The lawyer's power outage

The summary provides an example of a lawyer who is working from home ("telework" in the language of the statute):
For example, if a law firm permits its lawyers to work from home, a lawyer would not be prevented from working by a stay-at-home order, and thus may not take paid sick leave as a result of being subject to that order. In this circumstance, the lawyer is able to telework even if she is required to use her own computer instead of her employer’s computer. But, she would not be able to telework in the event of a power outage or similar extenuating circumstance and would therefore be eligible for paid sick leave during the period of the power outage or extenuating circumstance due to the quarantine or isolation order.
Okay - so, employees subject to a stay-at-home order, who work for a non-life-sustaining business, that has not shut down, and provides teleworking will be eligible for emergency paid sick leave during a power outage? Frankly, I don't even understand this one relatively obscure example.

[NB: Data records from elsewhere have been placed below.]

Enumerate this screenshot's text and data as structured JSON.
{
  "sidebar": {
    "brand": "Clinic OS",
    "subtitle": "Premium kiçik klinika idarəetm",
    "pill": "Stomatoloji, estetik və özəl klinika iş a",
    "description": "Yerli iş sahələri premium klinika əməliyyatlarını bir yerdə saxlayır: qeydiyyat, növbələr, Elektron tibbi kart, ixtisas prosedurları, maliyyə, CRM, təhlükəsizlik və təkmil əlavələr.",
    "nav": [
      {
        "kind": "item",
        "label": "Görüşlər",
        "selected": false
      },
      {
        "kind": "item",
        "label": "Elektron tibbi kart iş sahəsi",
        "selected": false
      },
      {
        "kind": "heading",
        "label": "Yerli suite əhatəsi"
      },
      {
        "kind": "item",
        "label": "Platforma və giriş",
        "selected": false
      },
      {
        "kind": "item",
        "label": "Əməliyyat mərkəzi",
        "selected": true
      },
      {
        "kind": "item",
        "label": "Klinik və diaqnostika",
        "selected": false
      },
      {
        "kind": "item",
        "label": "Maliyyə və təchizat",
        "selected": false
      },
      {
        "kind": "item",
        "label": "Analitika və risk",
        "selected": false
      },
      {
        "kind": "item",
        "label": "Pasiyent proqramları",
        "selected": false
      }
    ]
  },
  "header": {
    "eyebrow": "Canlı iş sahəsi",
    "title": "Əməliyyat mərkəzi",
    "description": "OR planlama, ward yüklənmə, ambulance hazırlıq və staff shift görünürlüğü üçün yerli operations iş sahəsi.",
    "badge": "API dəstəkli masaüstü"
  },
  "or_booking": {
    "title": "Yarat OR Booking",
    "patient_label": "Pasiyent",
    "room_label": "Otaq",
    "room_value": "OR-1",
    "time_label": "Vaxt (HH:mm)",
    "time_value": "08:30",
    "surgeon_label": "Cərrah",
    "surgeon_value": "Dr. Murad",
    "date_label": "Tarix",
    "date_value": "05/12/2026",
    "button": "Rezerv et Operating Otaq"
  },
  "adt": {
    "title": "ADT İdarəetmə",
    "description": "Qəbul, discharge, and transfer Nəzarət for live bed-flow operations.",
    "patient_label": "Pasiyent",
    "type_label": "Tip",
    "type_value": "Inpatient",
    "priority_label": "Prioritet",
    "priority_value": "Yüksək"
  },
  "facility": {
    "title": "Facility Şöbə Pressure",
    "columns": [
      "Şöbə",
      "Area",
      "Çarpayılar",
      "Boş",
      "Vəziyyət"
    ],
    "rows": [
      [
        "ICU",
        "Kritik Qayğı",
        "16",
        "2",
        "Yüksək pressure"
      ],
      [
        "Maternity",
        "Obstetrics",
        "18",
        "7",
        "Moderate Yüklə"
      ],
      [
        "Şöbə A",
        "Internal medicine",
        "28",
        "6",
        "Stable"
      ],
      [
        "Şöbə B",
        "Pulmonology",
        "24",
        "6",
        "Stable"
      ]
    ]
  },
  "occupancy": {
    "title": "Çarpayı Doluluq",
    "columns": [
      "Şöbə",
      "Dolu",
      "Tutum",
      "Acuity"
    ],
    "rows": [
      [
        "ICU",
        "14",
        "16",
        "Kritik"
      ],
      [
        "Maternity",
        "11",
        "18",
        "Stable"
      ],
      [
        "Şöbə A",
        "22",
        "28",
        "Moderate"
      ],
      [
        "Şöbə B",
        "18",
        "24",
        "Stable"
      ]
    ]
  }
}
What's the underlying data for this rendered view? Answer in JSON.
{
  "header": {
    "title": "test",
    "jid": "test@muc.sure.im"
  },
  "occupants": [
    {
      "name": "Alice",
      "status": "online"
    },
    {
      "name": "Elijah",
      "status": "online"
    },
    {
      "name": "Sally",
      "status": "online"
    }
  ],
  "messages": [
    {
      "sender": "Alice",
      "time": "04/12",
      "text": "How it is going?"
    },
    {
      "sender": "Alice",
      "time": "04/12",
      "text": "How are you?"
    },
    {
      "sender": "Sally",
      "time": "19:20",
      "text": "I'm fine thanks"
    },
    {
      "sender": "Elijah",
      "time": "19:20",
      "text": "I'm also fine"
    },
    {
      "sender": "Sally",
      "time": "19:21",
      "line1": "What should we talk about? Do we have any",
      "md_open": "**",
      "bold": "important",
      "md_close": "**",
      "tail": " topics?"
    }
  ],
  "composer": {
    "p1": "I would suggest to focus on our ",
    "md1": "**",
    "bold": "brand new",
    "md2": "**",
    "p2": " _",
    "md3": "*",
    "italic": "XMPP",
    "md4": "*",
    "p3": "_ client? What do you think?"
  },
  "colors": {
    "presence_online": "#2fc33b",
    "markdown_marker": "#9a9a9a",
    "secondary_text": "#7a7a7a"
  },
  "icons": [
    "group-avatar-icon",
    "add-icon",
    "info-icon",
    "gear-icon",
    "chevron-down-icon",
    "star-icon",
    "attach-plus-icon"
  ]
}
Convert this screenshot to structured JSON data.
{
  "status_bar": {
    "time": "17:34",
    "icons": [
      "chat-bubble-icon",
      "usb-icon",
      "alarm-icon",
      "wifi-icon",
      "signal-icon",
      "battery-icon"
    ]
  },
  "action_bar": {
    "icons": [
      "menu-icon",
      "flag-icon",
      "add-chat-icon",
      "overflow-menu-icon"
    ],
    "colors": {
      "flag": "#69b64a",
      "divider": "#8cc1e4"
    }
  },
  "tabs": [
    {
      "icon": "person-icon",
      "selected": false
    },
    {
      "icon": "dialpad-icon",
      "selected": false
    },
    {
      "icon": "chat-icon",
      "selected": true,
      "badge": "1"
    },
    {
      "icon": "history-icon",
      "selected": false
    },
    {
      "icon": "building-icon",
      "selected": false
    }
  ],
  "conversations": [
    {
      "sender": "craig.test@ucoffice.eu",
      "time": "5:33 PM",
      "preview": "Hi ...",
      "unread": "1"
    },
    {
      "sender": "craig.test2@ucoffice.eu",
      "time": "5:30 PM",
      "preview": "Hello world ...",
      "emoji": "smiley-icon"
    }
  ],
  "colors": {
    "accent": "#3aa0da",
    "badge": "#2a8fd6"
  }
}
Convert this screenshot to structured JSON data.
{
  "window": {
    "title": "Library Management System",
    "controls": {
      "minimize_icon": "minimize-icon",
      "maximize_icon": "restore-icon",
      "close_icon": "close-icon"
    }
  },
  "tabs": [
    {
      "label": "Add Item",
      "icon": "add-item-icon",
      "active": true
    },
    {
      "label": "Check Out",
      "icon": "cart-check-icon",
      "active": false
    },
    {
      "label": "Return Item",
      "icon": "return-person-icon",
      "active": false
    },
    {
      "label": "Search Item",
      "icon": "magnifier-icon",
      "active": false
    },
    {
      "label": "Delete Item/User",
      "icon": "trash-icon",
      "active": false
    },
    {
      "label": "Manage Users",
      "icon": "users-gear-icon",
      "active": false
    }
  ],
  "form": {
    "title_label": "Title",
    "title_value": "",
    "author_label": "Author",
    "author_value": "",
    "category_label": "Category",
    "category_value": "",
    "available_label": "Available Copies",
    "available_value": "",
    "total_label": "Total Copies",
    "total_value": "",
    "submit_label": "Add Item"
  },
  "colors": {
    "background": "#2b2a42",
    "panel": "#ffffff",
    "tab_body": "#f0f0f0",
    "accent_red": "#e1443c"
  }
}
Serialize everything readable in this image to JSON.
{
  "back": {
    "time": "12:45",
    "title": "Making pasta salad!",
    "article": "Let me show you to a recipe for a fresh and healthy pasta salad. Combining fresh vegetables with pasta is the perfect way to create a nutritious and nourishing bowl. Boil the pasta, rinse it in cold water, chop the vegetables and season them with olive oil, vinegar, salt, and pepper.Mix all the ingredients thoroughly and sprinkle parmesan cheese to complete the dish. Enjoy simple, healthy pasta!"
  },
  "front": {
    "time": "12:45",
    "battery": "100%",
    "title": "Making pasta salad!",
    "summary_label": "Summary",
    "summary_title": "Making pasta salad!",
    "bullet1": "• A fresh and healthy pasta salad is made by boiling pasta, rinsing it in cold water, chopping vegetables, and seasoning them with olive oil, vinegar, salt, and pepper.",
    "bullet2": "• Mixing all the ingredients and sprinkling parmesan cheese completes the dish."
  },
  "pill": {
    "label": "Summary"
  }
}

Wouldn't it be the power outage, and not the stay-at-home order, that prevented the attorney from working?

I mean, presumably we can come up with other scenarios where the teleworking employee is prevented from working... but it sure seems like the general rule (that stay-at-home orders "count") has been swallowed by the explanation (that the orders don't count where there is a lack of work resulting from the order as applied to the business generally).  

2 comments:

  1. I have a scenario for you, but would prefer not to air it on a public blog...can I email you?

    ReplyDelete